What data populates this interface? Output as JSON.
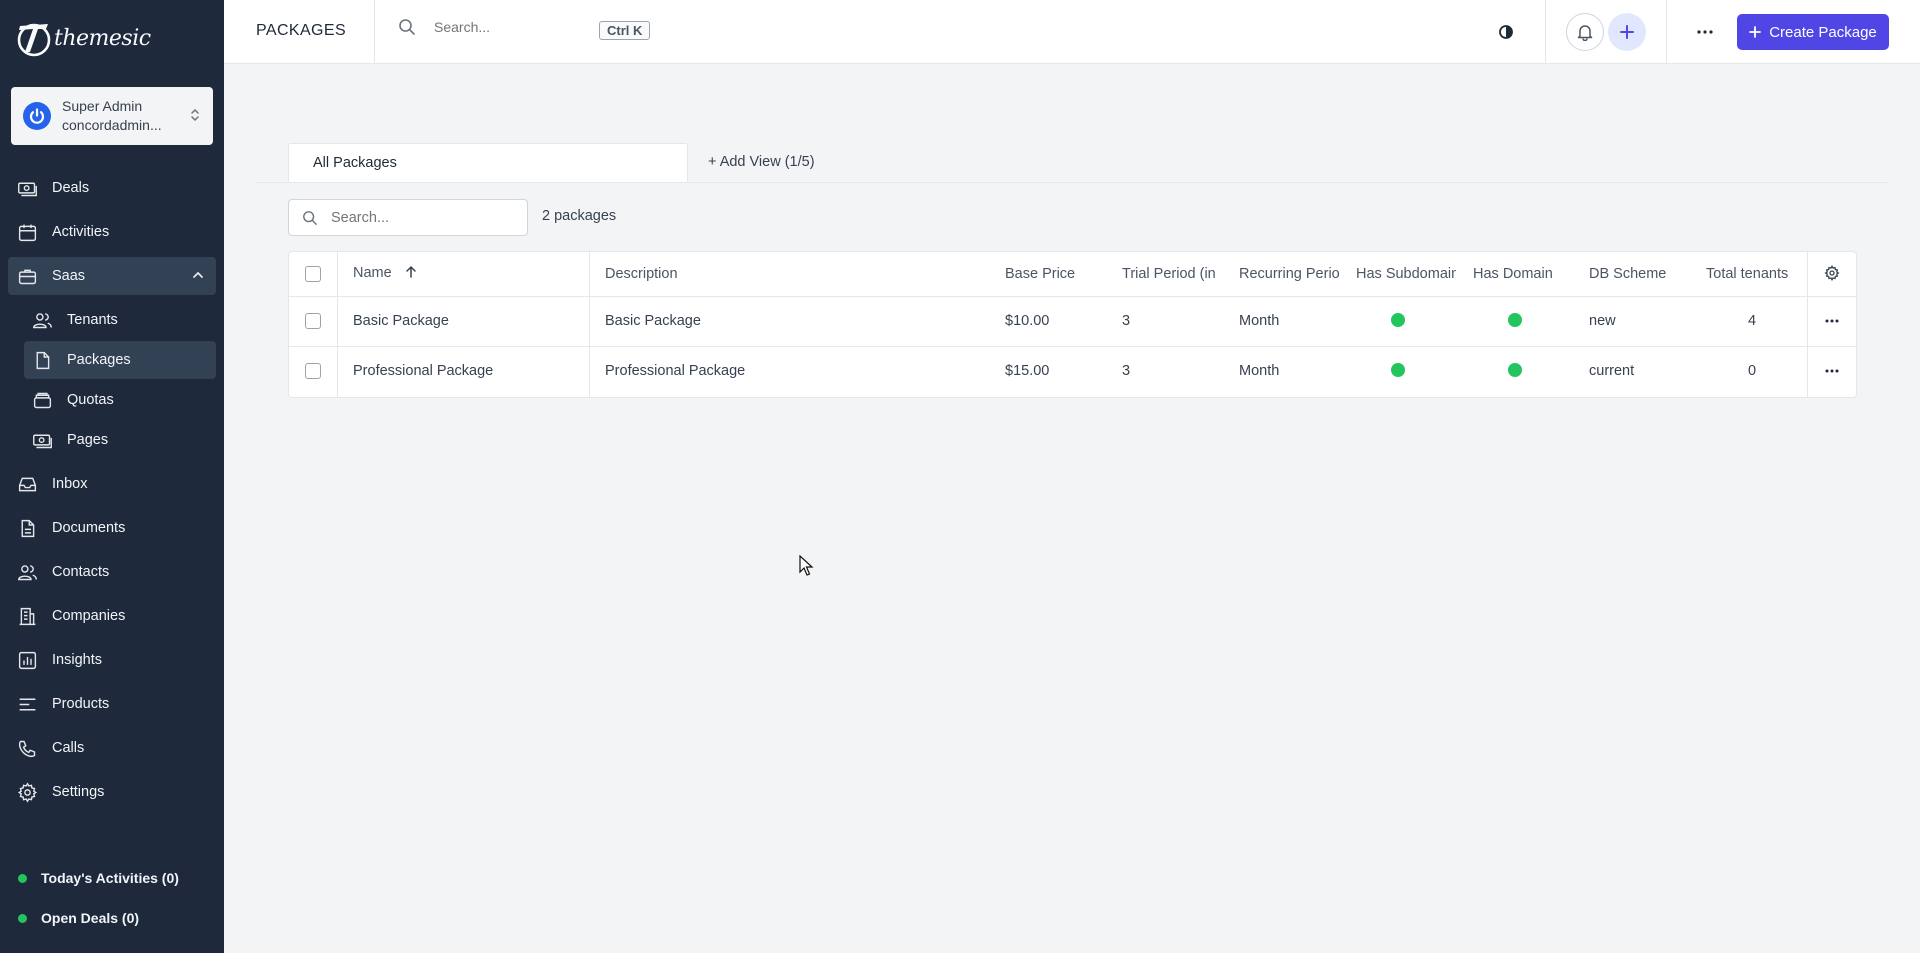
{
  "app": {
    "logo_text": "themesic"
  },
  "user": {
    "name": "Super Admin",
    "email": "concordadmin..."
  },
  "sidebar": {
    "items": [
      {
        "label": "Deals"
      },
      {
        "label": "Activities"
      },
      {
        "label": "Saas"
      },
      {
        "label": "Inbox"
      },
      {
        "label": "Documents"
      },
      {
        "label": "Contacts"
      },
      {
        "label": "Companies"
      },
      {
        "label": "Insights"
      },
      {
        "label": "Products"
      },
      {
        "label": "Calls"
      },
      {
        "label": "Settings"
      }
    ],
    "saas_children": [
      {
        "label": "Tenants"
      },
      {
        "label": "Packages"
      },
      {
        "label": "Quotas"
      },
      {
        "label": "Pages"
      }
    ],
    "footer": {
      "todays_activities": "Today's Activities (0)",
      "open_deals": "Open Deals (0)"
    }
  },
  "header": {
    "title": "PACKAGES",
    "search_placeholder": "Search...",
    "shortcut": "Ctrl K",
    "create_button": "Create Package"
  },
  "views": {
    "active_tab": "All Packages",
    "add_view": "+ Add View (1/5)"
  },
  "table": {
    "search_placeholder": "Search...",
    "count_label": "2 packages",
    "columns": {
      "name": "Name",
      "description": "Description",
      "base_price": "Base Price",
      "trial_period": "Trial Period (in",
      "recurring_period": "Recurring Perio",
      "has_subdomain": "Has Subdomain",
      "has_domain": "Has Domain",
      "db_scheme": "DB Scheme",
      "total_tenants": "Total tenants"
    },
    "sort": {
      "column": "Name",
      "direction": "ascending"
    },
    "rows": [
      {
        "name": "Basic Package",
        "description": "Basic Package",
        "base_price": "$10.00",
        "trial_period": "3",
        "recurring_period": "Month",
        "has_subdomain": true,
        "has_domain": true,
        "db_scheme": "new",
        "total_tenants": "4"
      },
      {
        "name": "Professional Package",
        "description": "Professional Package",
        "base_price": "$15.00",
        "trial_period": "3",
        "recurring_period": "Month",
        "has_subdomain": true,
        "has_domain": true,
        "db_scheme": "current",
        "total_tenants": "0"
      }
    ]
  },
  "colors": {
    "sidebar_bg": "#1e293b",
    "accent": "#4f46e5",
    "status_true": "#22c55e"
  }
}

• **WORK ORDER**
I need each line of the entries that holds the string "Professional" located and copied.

• **EXERCISE RESPONSE**
        "name": "Professional Package",
        "description": "Professional Package",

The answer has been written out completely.